Aim of the task »
For this exercise, output every line of the data as it stands.

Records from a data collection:

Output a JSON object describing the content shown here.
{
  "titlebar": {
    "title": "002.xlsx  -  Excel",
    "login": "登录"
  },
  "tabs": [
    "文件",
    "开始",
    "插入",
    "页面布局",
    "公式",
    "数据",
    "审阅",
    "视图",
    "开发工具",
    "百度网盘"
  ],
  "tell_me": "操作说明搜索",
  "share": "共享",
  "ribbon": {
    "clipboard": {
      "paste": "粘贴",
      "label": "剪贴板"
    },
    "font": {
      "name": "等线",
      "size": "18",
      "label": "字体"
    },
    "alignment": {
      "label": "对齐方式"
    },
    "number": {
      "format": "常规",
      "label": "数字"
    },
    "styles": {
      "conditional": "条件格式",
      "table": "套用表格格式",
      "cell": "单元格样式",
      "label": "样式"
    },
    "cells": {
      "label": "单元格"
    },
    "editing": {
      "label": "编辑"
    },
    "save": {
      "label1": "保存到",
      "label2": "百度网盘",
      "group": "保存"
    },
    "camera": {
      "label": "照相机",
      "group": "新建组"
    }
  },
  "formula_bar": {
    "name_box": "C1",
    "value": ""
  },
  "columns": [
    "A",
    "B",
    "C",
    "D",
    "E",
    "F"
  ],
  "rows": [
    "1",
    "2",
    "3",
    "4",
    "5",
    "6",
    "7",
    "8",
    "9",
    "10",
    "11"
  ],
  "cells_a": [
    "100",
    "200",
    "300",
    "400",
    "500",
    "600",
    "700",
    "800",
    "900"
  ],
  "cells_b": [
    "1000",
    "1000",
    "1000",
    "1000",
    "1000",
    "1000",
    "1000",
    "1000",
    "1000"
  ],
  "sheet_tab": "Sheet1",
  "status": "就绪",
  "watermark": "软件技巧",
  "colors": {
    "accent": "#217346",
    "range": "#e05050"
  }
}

Final answer »
Output a JSON object describing the content shown here.
{
  "titlebar": {
    "title": "002.xlsx  -  Excel",
    "login": "登录"
  },
  "tabs": [
    "文件",
    "开始",
    "插入",
    "页面布局",
    "公式",
    "数据",
    "审阅",
    "视图",
    "开发工具",
    "百度网盘"
  ],
  "tell_me": "操作说明搜索",
  "share": "共享",
  "ribbon": {
    "clipboard": {
      "paste": "粘贴",
      "label": "剪贴板"
    },
    "font": {
      "name": "等线",
      "size": "18",
      "label": "字体"
    },
    "alignment": {
      "label": "对齐方式"
    },
    "number": {
      "format": "常规",
      "label": "数字"
    },
    "styles": {
      "conditional": "条件格式",
      "table": "套用表格格式",
      "cell": "单元格样式",
      "label": "样式"
    },
    "cells": {
      "label": "单元格"
    },
    "editing": {
      "label": "编辑"
    },
    "save": {
      "label1": "保存到",
      "label2": "百度网盘",
      "group": "保存"
    },
    "camera": {
      "label": "照相机",
      "group": "新建组"
    }
  },
  "formula_bar": {
    "name_box": "C1",
    "value": ""
  },
  "columns": [
    "A",
    "B",
    "C",
    "D",
    "E",
    "F"
  ],
  "rows": [
    "1",
    "2",
    "3",
    "4",
    "5",
    "6",
    "7",
    "8",
    "9",
    "10",
    "11"
  ],
  "cells_a": [
    "100",
    "200",
    "300",
    "400",
    "500",
    "600",
    "700",
    "800",
    "900"
  ],
  "cells_b": [
    "1000",
    "1000",
    "1000",
    "1000",
    "1000",
    "1000",
    "1000",
    "1000",
    "1000"
  ],
  "sheet_tab": "Sheet1",
  "status": "就绪",
  "watermark": "软件技巧",
  "colors": {
    "accent": "#217346",
    "range": "#e05050"
  }
}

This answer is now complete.